Like Salisbury House, next door, London Wall Buildings (also known as 1-5 London Wall) is a very large, speculative office development from the turn of the century but an altogether less harmonious one. Here, too, the primary elements of articulation are: a) the combination of linear and concave aspects and b) descending height from Finsbury Circus towards the outer perimeter. The various decorative choices such as the Italianate palazzo intermediate storeys, the French renaissance mansard roofs and even the mannerist pedimented entablatures are well executed, on the whole. However, a number of idiosyncrasies, rather than the profusion of detail, rather weigh down the overall composition.

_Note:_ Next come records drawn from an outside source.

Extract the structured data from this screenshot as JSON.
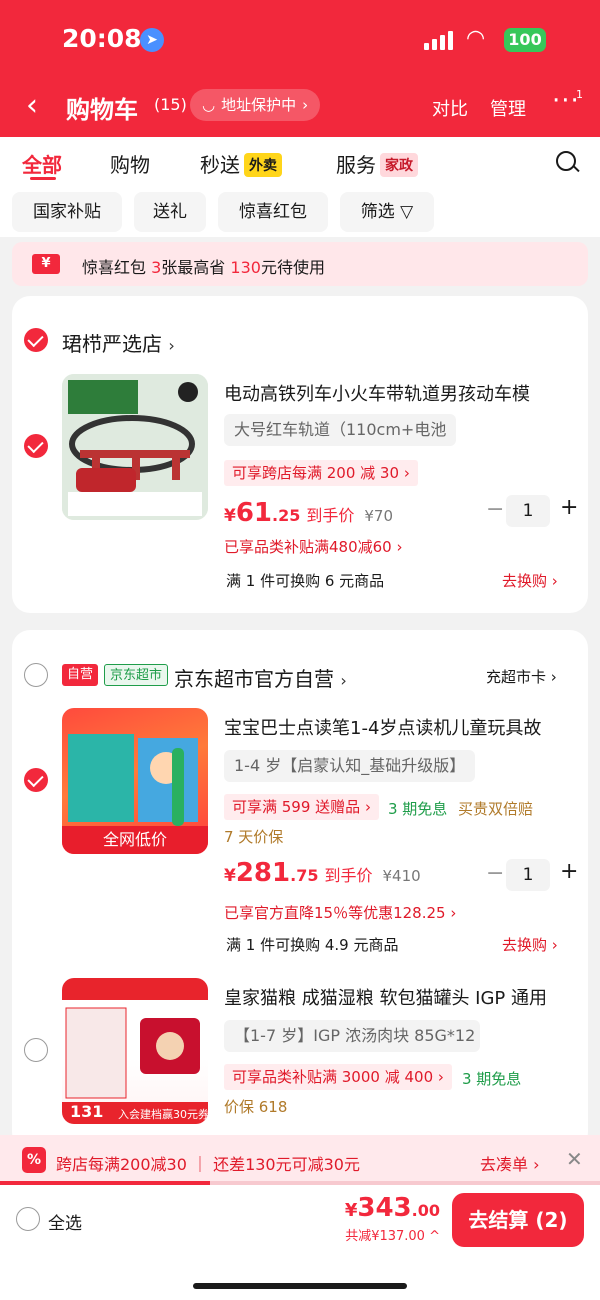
{
  "status_bar": {
    "time": "20:08",
    "battery": "100"
  },
  "header": {
    "title": "购物车",
    "count": "(15)",
    "address_label": "地址保护中",
    "compare": "对比",
    "manage": "管理",
    "more_badge": "1"
  },
  "tabs": [
    {
      "label": "全部",
      "badge": ""
    },
    {
      "label": "购物",
      "badge": ""
    },
    {
      "label": "秒送",
      "badge": "外卖"
    },
    {
      "label": "服务",
      "badge": "家政"
    }
  ],
  "filters": [
    "国家补贴",
    "送礼",
    "惊喜红包",
    "筛选"
  ],
  "coupon": {
    "icon": "¥",
    "text_a": "惊喜红包",
    "count": "3",
    "text_b": "张最高省",
    "amount": "130",
    "text_c": "元待使用"
  },
  "shop1": {
    "name": "珺栉严选店",
    "item": {
      "title": "电动高铁列车小火车带轨道男孩动车模",
      "spec": "大号红车轨道（110cm+电池",
      "promo": "可享跨店每满 200 减 30",
      "price_currency": "¥",
      "price_int": "61",
      "price_dec": ".25",
      "price_label": "到手价",
      "orig_price": "¥70",
      "subsidy": "已享品类补贴满480减60",
      "swap": "满 1 件可换购 6 元商品",
      "swap_link": "去换购",
      "qty": "1"
    }
  },
  "shop2": {
    "tag_self": "自营",
    "tag_market": "京东超市",
    "name": "京东超市官方自营",
    "card_link": "充超市卡",
    "item1": {
      "title": "宝宝巴士点读笔1-4岁点读机儿童玩具故",
      "spec": "1-4 岁【启蒙认知_基础升级版】",
      "promo": "可享满 599 送赠品",
      "tag1": "3 期免息",
      "tag2": "买贵双倍赔",
      "tag3": "7 天价保",
      "thumb_caption": "全网低价",
      "price_currency": "¥",
      "price_int": "281",
      "price_dec": ".75",
      "price_label": "到手价",
      "orig_price": "¥410",
      "subsidy": "已享官方直降15％等优惠128.25",
      "swap": "满 1 件可换购 4.9 元商品",
      "swap_link": "去换购",
      "qty": "1"
    },
    "item2": {
      "title": "皇家猫粮 成猫湿粮 软包猫罐头 IGP 通用",
      "spec": "【1-7 岁】IGP 浓汤肉块 85G*12",
      "promo": "可享品类补贴满 3000 减 400",
      "tag1": "3 期免息",
      "tag2": "价保 618",
      "thumb_price": "131",
      "thumb_caption": "入会建档赢30元券"
    }
  },
  "promo_bar": {
    "icon": "%",
    "text": "跨店每满200减30 ｜ 还差130元可减30元",
    "link": "去凑单",
    "progress": 0.35
  },
  "checkout": {
    "select_all": "全选",
    "total_currency": "¥",
    "total_int": "343",
    "total_dec": ".00",
    "saved": "共减¥137.00",
    "button": "去结算 (2)"
  },
  "colors": {
    "accent": "#f2283c",
    "green": "#1f9d4a"
  }
}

While the Finsbury Circus facade is essentially symmetric and aligns the higher-rising bays with entrances, the aspects along Circus Place, London Wall and Blomfield Street feature a welter of roof treatments, set-backs and extended heights that flank, rather than surmount, the main entrances. To this is added the detail of banded rustication/joining of coupled columns all along the ground, second and fourth storeys as well as some of the higher ones which excessively freights the overall aesthetic. As a result, London Wall Buildings is a complex that is better appreciated for its individual components than for the whole and that projects more intricacy than refinement. Equally, it arguably adds more, visually, to Finsbury Circus than to London Wall.